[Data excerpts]
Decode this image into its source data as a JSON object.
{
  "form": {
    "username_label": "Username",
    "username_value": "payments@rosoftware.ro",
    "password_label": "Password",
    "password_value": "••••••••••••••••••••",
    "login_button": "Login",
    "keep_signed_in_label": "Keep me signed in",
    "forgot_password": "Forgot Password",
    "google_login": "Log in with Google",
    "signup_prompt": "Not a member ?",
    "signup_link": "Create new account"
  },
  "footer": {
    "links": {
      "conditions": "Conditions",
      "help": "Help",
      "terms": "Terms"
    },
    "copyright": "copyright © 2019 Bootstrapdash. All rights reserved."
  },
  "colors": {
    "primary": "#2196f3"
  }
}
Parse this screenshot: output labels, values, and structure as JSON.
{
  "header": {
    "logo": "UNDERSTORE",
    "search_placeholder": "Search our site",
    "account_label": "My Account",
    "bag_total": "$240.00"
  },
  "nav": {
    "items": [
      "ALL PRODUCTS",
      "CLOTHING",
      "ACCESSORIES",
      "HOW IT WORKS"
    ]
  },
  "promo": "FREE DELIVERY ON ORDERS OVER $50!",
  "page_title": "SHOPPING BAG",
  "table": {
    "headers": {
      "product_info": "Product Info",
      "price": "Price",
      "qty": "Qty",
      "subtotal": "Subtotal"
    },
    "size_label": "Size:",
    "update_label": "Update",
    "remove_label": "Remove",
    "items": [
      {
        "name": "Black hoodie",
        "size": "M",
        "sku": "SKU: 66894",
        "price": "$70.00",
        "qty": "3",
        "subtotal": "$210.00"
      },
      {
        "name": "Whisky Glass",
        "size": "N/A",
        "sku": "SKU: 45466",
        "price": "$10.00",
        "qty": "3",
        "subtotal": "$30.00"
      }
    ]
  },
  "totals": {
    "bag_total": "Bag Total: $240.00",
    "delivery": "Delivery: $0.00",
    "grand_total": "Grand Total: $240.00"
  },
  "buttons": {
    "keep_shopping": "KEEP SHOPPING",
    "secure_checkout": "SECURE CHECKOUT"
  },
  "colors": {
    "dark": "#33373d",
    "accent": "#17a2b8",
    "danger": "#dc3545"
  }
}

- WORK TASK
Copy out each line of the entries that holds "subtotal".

- SOLUTION
      "subtotal": "Subtotal"
        "subtotal": "$210.00"
        "subtotal": "$30.00"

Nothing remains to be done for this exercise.